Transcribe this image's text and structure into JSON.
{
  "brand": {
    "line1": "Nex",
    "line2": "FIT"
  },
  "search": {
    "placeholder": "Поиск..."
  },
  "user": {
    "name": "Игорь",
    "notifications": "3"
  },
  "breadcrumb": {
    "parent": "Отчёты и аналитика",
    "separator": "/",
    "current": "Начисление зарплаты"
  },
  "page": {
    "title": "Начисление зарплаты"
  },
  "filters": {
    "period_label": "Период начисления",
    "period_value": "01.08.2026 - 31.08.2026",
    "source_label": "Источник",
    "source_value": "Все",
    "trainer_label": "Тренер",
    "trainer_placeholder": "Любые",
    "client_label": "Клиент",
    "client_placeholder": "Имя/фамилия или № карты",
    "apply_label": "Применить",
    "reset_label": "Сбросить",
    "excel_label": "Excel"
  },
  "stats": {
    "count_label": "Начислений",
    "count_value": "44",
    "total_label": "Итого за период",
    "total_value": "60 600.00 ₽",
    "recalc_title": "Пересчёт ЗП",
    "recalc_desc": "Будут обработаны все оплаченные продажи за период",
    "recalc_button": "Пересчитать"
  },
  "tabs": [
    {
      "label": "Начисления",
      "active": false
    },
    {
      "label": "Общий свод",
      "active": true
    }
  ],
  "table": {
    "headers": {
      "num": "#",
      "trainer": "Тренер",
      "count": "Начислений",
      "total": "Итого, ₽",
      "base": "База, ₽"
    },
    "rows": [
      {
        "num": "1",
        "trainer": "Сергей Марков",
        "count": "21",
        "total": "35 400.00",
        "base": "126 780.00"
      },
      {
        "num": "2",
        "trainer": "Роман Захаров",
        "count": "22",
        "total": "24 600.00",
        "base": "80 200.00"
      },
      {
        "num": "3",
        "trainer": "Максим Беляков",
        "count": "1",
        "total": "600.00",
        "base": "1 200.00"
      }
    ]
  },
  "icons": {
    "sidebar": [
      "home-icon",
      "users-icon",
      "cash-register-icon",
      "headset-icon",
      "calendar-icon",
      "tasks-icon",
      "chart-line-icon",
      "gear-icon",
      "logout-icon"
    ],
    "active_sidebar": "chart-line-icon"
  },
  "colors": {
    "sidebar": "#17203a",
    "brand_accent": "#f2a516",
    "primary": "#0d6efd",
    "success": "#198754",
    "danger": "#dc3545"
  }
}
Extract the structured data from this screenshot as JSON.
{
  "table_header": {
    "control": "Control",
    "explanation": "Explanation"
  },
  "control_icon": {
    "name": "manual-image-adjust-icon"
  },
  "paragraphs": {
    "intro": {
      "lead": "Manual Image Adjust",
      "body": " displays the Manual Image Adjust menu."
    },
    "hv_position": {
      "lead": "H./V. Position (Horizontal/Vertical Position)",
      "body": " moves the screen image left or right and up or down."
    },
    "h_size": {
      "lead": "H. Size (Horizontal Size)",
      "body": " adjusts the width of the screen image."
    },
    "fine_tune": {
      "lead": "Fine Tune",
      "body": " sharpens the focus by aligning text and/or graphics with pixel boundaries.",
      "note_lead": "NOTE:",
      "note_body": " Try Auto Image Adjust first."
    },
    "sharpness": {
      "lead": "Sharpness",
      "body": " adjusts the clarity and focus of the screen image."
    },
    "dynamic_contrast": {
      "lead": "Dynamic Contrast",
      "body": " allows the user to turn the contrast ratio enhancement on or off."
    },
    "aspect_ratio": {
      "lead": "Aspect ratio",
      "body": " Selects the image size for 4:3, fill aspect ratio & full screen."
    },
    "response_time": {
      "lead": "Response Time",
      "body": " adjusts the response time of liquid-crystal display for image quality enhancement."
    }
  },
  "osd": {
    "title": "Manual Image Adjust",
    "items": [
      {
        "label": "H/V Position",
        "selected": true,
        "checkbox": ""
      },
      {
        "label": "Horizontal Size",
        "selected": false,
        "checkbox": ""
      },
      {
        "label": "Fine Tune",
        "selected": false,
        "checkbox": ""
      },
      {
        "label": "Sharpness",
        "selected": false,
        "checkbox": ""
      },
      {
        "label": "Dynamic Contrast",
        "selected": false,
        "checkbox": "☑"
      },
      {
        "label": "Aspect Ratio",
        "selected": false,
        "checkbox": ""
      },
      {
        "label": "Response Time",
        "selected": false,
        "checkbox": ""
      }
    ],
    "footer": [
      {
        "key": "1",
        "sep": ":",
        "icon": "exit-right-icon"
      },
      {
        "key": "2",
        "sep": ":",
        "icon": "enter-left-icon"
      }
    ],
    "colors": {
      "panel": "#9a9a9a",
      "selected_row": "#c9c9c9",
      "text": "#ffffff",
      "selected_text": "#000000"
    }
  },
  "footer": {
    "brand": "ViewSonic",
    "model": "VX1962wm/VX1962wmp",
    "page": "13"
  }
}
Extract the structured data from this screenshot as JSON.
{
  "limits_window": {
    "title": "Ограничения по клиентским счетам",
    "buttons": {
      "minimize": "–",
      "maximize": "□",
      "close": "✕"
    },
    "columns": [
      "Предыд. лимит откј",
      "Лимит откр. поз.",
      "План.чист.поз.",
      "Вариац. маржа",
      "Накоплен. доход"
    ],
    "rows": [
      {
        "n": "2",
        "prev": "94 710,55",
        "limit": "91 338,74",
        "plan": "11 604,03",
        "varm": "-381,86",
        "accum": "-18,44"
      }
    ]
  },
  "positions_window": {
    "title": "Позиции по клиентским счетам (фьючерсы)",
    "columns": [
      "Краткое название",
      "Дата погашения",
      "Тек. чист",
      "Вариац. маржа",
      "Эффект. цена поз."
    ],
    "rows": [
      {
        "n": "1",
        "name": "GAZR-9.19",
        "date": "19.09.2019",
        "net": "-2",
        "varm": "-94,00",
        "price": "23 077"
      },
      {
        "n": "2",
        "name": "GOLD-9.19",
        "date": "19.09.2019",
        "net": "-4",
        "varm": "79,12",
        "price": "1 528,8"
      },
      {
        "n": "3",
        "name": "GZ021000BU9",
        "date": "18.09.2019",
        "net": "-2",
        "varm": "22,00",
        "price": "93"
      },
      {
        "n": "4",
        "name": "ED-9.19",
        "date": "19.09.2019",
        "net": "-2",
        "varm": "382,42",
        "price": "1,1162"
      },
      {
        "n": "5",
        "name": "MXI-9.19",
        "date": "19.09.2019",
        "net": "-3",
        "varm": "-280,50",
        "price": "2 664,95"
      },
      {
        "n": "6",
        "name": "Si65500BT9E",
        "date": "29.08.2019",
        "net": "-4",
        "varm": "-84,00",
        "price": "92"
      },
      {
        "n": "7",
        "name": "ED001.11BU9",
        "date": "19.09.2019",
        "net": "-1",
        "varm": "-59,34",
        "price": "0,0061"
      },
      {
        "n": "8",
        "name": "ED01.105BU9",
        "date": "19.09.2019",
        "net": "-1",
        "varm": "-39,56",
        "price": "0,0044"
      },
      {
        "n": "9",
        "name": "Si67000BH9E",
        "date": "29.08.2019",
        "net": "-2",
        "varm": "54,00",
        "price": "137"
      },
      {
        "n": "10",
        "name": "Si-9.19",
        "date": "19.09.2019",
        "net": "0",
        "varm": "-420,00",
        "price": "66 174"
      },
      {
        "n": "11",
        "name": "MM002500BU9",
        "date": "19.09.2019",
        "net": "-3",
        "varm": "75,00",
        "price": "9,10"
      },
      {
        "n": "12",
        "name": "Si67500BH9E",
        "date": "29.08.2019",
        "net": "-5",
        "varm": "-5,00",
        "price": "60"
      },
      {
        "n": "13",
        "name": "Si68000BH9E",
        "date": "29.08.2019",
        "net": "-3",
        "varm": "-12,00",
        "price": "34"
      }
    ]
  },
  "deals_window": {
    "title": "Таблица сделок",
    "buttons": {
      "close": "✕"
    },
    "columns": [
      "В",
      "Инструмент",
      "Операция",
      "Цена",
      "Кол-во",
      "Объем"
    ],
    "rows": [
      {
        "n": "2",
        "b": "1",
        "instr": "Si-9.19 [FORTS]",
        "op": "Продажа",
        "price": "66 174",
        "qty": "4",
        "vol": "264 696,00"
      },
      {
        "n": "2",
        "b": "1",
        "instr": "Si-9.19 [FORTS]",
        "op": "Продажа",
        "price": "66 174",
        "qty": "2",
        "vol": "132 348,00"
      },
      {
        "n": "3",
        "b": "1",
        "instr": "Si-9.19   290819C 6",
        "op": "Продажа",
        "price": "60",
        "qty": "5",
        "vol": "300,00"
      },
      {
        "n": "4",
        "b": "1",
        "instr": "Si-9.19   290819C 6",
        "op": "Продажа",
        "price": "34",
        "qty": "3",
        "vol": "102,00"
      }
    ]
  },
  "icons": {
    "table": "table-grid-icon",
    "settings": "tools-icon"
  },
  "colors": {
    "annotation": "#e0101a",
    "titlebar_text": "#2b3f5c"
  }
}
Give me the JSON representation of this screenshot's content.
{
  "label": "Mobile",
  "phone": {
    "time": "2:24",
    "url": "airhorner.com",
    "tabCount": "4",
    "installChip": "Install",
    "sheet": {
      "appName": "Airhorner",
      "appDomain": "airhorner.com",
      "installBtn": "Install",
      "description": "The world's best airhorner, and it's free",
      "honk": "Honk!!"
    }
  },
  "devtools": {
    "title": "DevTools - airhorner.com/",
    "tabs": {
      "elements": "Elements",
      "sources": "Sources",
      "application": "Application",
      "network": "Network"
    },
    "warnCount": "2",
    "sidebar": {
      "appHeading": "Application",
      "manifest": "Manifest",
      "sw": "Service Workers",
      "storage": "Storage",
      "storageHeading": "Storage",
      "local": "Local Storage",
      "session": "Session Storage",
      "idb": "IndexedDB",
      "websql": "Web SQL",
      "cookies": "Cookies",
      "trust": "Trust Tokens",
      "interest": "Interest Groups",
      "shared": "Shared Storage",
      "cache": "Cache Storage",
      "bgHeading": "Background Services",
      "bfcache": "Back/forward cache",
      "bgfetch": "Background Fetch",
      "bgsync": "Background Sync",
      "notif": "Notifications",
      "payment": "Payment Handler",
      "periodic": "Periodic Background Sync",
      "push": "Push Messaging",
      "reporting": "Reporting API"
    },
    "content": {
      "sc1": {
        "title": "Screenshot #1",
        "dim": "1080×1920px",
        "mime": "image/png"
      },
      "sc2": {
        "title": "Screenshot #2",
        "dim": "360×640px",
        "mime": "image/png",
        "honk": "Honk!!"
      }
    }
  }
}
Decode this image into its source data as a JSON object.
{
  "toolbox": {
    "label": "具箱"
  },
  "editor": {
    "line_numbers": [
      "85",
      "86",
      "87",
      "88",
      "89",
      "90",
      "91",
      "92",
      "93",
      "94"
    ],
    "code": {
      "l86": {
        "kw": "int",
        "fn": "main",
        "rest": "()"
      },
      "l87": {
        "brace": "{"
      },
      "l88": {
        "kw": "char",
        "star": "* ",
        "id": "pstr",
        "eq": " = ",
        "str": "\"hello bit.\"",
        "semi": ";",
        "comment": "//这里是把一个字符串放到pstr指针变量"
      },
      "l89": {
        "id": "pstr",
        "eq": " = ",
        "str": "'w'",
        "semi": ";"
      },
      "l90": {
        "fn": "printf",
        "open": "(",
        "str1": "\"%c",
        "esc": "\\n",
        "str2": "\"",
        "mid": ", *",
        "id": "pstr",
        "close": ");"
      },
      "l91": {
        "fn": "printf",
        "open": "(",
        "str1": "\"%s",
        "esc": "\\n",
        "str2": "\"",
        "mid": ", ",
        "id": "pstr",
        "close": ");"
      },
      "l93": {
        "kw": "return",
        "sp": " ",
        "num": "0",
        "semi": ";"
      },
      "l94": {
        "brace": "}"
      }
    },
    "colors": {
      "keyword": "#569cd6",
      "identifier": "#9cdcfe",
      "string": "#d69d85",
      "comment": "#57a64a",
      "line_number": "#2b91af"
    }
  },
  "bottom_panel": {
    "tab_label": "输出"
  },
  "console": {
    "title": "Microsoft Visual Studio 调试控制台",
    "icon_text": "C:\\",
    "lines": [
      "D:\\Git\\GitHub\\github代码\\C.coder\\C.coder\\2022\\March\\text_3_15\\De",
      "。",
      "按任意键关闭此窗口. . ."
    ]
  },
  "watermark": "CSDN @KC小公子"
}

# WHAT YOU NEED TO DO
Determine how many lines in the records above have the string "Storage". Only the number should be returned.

# EXERCISE ANSWER
6